Water-Resistant or Waterproof: Your thermometer should be able to tolerate cooking juices, splashes of sauce, and occasional dunks in water for washing or calibrating.
Bluetooth-Compatible: Some wireless digital probes don’t even require a base; they connect right to your smartphone via Bluetooth.
Price: No need to break your budget on a meat thermometer. You can buy a good, albeit simple, digital thermometer for around $20. For a fancier model, expect to spend $50 or more.
The key to accurate results with a meat thermometer is in placing it in the meat correctly. No matter what type of meat you’re cooking, the thermometer should not touch bone. Generally, you want the tip of the probe in the thickest portion of the meat.
If you’re cooking a turkey or chicken, check the temperature in the bird’s thigh right near the breast. It’s easy to find the perfect spot by pushing the probe in until it hits the bone, then drawing the probe back a couple of inches.
For a large, boneless roast or ham, slide the thermometer’s probe into the thickest section of meat, avoiding any gristle or fat.
When checking hamburgers or thin cuts of meat, push the probe in sideways.
Once the probe is positioned correctly, leave it in place until you have your reading. Even an instant-read thermometer takes a few seconds to reach peak temperature.

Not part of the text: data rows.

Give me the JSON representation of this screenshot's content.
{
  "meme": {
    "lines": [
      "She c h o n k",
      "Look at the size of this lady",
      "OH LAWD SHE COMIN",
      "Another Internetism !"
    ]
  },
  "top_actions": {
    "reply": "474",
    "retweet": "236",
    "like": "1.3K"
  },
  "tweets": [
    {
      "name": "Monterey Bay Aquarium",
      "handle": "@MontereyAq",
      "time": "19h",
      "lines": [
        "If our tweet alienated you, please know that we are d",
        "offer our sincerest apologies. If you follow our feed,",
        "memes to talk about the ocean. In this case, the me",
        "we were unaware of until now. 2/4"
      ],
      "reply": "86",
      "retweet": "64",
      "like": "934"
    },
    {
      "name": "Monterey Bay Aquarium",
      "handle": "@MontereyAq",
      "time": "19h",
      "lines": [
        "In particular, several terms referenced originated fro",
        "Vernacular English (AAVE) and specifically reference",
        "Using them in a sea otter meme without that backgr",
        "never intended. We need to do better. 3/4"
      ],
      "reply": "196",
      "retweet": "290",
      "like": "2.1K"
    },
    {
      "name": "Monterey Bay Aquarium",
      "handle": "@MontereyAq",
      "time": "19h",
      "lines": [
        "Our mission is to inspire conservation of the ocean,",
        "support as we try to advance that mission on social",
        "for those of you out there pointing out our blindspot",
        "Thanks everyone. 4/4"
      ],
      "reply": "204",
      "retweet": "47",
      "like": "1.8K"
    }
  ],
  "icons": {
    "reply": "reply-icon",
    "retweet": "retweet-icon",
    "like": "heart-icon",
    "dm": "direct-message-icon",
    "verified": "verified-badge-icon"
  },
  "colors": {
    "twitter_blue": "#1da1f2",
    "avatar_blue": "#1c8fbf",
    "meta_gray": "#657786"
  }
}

Remember that meat continues to cook for up to 10 minutes after you remove it from the oven or grill, so adjust your cooking time if necessary.
An inaccurate thermometer isn’t useful, but how do you know if yours is accurate or not? The answer: you should calibrate your thermometer before its first use and then at least yearly — or anytime the thermometer is dropped or otherwise treated roughly.
Start by dipping the thermometer probe into a glass filled with ice and water. You should get a reading within a couple of degrees of 32°F.
Next, dunk your thermometer into a pot of boiling water. The reading should be within a degree or two of 212°F.
If your thermometer is out of calibration, follow the manufacturer’s guidelines for recalibrating it. If your thermometer does not allow recalibrations, it’s time to buy a new one.
As you approach the meat’s internal center, your thermometer’s reading may dip down. This is normal. You want to make sure the coolest part of the meat is within the safe temperature range before you consume it.
A meat thermometer and a candy thermometer are two different things. If you want to use a meat thermometer to make candy, first make sure the temperature goes high enough for your candy recipe.
Just about every professional chef and top cooking website recommend digital meat thermometers over analog meat thermometers, as digital devices tend to be far more accurate.
For accurate (and safe) cooking results, don’t forget to calibrate your meat thermometer when you first buy it and at regular intervals after that.
Sanitization is very important when it comes to meat thermometers. Sanitize your meat thermometer before use, after use, and in-between uses if you’re switching the thermometer from one dish to another.
Salmonella is a foodborne illness that you can contract by eating undercooked meat. The CDC of the U.S. tells us that approximately 380 Americans die per year of salmonella poisoning.
Trichinella spiralis is a worm larva found in some undercooked game and pork. Ingesting this larva causes Trichinosis, an illness that involves gastrointestinal issues and other symptoms. The severity of Trichinosis may be affected by how much of the larvae are ingested.
Wash your thermometer’s probe by hand with gentle dishwashing soap and warm water after every use. Few are safe for the dishwasher.
If you’re cooking stuffing inside a turkey, both the turkey and the stuffing need to reach at least 165°F before they are safe to eat.